This post is actually about why it’s important to have a blog when you’re a writer. I was just being cute with the title and riffing on the play “The Importance of Being Earnest”. I don’t know if you necessarily need to be an earnest blogger. My advice is just to blog.
I recently interviewed a prospective writer for this site (more on that in an upcoming post). As a burgeoning writer, she asked if it was important to maintain a blog. Absolutely – especially for new writers. Writing is like any other skill: It’s important to do it on a constant basis to stay sharp and improve. Blogs benefit new writers by giving them a non-threatening place to write. No word counts. No style guides. No deadlines. Just words.
I also suggest blogging for two major reasons. First, I understand that a lot of people want to be creative. They want to write or draw or sculpt or whatever. They want to express themselves. However, self-expression is like morality: it’s only important when other people are involved. A blog gets writers used to other people – strangers even! – reading their work and offering feedback. A lot of people cannot handle that. Now I understand that there are such things as first drafts that are not meant for other people’s eyes. Personal writing is also a great tool to help sort out thoughts that are too numerous to keep track of in one’s head. These inchoate scraps of literature are obviously not meant to be published. For now, let’s just limit self-expression to “outward” expression. If you want to write professionally, then you must grow accustomed to people reading your work.
The second reason I would recommend blogging is that it helps writers find their voices. A lot of the young writers I come across still have a rigid academic vibe to their articles – as if they’ve been tasked with writing a position paper. Finding one’s voice is a process. First, academia brands one kind of writing style on your tongue. Second, you become derivative as you break out and incorporate every clever turn of phrase you can remember reading in the works of experienced authors you respect. Third, you mellow out and hone what you like while discarding what you don’t. You develop a kind of cadence and visual style. You.start.breaking.rules. This is your voice. Fourth, you learn to write for an audience while maintaining your voice. A lot of writers develop strong voices, but don’t know how to fit it into particular assignments. For instance, many writers I interview think that reviewing something means to completely rip it to shreds or sing its praises. “Roger Ebert does it; why can’t I?” The answer: You’re not Roger Ebert. When you have his kind of experience you can turn in your used toilet paper as your reviews and it would be accepted by your editors. Fifth, you become a professional writer.
It all starts, however, with those first, half-baked pieces you thought the world was going to love, but in practice just couldn’t grasp your genius.
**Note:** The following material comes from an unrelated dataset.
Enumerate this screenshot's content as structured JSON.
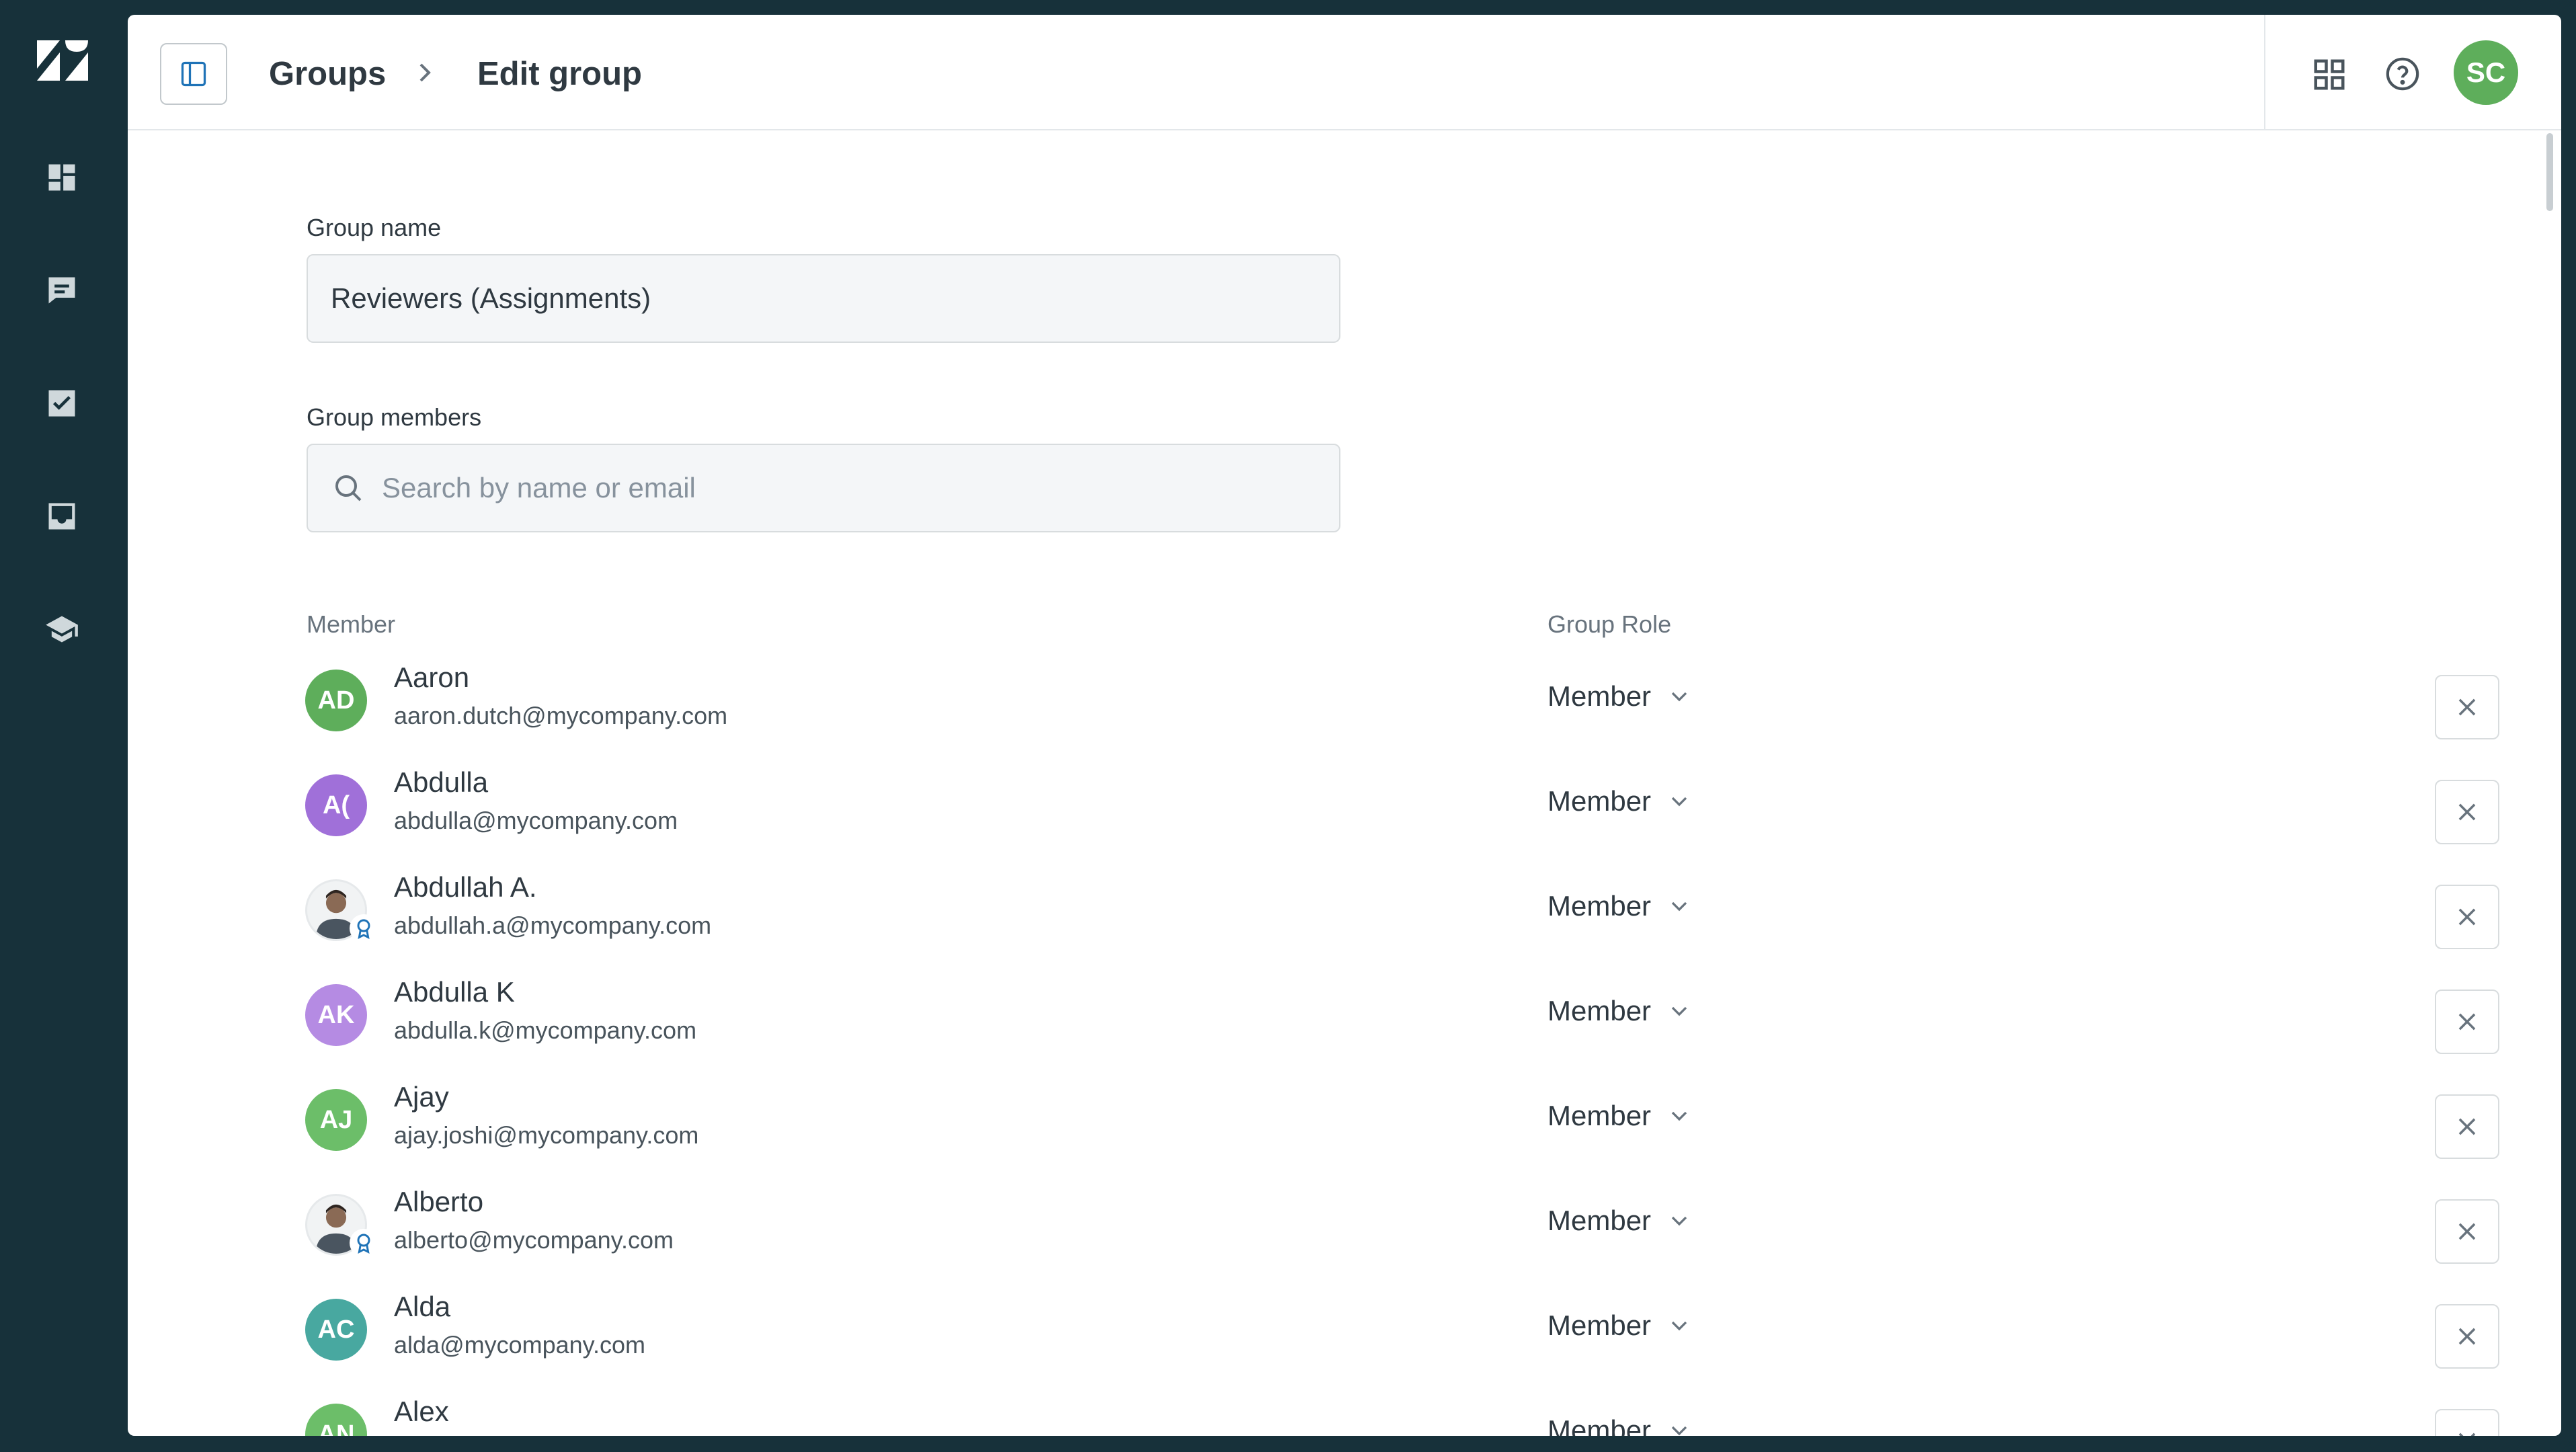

So you might as well pop that cherry early and get to blogging.
In all honesty, I miss blogging. It was very honest writing and some of my best work came from doing it. Recently, I was reading one of my older pieces that I used for a college assignment called Misogynist and Loving It. There are a lot of typos that I never bothered to correct and some of the metaphors get mixed, but I can still feel the synesthesia in certain passages that I enjoyed penning. Not only do I feel the moment I wrote, but I feel the moment I wrote about. I don’t feel the same way when I write about the entertainment industry. I still enjoy it immensely, mind you, but there are just too many political and career considerations getting in the way of just writing.
The bottom line is if you want to become a professional writer or you just want to develop a serious writing hobby, then blogging is a great initial step in that direction. Once you start walking down that path, it’s unlikely you’ll ever fully leave it.